» Task directions:
Your answer should be every line of the records that contains the word "true".

» Recorded data:
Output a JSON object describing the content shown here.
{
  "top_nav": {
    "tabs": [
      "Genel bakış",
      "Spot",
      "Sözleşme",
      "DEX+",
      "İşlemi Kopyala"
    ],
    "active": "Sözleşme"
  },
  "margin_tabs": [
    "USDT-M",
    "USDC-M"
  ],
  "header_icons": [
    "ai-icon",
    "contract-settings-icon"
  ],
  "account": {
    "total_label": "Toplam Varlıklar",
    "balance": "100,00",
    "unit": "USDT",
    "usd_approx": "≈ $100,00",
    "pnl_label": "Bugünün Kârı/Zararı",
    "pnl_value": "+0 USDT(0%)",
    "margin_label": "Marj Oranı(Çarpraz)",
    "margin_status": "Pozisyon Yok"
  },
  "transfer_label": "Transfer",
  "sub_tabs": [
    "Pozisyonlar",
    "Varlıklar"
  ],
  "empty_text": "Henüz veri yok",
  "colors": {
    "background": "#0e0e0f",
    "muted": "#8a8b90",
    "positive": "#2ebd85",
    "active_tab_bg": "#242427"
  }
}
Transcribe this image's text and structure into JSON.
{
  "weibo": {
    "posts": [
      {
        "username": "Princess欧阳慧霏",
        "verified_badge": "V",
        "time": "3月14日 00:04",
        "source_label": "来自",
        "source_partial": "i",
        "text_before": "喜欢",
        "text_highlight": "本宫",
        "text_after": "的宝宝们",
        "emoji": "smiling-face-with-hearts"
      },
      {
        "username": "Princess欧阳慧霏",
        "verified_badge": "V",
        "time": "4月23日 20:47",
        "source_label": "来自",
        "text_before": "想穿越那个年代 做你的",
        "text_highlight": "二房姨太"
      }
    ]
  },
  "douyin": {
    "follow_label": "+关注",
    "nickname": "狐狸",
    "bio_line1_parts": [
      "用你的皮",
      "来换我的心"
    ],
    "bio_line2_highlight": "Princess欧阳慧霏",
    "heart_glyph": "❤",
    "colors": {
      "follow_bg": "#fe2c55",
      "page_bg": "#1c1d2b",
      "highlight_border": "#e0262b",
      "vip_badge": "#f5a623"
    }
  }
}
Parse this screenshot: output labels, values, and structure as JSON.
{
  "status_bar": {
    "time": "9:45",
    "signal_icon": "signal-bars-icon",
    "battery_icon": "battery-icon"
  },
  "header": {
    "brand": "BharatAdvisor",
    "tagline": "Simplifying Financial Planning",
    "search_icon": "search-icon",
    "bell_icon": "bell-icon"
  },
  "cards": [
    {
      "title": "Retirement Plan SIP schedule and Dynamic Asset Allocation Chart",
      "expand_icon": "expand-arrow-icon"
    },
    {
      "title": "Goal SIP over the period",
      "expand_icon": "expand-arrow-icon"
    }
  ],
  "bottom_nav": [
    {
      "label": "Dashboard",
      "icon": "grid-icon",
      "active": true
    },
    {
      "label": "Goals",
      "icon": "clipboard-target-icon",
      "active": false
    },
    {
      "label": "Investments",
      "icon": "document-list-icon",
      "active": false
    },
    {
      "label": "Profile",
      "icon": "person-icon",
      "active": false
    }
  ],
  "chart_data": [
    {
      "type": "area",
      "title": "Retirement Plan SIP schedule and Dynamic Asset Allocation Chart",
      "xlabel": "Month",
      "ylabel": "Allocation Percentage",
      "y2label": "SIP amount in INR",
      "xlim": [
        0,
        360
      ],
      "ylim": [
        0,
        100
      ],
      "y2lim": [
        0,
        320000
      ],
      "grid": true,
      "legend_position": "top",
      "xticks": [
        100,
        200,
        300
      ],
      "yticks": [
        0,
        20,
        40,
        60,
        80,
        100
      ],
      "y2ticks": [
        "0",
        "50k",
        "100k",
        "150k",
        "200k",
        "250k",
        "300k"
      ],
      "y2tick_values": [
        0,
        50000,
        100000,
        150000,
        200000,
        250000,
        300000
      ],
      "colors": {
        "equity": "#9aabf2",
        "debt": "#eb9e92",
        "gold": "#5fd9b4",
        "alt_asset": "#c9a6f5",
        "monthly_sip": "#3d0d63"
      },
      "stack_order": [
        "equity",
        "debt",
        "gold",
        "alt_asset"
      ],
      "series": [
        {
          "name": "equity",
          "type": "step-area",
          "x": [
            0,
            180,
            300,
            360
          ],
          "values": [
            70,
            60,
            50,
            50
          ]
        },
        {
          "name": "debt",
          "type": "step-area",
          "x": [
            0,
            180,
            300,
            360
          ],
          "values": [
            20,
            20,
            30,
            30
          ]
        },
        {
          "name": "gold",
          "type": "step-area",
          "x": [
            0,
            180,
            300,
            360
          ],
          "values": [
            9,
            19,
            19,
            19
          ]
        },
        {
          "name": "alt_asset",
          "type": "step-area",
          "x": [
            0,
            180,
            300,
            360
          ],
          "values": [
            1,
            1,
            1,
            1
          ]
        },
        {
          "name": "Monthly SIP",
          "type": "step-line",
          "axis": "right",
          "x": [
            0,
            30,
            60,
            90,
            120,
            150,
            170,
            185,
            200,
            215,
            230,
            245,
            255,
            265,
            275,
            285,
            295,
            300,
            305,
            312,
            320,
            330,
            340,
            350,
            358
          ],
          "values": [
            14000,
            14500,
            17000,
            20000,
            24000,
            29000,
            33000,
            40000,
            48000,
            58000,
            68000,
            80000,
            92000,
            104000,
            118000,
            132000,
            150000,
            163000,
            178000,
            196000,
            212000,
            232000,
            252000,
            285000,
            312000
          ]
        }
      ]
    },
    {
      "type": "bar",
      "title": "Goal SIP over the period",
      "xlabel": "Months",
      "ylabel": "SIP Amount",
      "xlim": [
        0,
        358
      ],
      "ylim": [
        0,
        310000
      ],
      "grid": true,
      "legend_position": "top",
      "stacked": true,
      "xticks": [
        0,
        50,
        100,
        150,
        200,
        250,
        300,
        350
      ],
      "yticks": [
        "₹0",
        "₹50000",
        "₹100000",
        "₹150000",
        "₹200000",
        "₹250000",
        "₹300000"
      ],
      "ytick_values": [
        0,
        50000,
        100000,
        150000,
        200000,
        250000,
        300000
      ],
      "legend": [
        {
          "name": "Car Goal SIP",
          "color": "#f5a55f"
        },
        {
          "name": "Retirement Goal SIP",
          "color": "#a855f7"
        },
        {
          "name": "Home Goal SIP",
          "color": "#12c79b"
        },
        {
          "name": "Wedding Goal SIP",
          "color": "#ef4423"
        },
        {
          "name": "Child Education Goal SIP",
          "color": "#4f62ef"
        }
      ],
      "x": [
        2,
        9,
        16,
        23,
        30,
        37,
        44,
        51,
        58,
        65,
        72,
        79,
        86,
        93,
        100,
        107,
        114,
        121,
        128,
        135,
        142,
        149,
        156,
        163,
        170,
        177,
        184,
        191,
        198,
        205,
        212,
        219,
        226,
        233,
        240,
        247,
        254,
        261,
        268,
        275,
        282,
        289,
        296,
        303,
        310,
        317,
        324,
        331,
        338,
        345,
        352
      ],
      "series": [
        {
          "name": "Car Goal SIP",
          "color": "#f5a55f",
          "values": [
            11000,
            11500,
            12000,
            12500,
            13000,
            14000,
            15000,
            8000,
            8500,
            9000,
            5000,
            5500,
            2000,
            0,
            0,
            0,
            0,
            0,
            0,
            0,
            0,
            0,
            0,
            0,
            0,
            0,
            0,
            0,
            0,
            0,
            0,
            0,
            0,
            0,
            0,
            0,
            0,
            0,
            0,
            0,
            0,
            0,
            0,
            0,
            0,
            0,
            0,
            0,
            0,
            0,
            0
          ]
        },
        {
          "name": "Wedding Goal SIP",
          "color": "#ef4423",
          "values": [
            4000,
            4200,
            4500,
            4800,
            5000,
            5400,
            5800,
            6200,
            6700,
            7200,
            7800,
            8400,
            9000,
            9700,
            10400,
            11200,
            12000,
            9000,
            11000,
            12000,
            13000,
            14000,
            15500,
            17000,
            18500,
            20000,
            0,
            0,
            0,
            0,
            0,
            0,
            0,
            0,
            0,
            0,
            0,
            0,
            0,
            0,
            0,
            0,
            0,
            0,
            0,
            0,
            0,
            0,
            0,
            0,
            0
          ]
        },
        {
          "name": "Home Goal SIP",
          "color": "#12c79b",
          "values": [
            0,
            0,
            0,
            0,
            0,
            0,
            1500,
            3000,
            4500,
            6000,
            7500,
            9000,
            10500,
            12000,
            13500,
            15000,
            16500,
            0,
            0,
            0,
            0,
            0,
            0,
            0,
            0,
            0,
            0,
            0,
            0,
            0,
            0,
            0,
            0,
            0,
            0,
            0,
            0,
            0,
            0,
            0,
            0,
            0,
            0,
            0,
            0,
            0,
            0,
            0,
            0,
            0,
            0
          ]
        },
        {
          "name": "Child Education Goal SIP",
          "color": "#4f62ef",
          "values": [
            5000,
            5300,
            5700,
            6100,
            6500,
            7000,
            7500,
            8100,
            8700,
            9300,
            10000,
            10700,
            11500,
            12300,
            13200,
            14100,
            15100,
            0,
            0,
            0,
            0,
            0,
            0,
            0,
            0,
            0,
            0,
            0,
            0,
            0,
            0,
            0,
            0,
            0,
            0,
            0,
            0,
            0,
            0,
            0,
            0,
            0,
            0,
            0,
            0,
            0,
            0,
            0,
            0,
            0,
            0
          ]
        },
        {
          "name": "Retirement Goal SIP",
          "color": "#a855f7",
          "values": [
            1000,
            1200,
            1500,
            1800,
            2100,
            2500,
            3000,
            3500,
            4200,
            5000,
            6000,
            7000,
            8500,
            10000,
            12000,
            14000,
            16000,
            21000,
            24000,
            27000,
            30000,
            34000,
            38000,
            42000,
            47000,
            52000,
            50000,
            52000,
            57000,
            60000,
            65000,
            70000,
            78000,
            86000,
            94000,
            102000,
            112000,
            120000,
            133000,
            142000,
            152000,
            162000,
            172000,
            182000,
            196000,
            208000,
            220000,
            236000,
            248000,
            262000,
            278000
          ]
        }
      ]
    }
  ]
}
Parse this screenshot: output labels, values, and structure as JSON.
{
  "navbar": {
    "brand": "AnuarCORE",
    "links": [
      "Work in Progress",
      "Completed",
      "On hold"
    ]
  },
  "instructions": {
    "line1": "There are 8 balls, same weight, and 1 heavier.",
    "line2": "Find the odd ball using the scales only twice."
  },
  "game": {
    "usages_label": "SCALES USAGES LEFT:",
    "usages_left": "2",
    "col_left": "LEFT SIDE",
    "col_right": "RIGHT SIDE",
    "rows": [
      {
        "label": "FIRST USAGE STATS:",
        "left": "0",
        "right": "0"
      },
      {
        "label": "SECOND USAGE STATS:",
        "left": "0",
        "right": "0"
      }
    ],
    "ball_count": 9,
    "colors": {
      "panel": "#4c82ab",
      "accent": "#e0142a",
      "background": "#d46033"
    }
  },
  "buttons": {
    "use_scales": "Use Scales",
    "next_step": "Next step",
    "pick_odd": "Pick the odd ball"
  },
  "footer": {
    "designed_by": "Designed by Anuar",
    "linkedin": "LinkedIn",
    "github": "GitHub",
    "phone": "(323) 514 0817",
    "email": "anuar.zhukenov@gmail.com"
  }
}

» Worked solution:
      "active": true
      "grid": true,
      "grid": true,
      "stacked": true,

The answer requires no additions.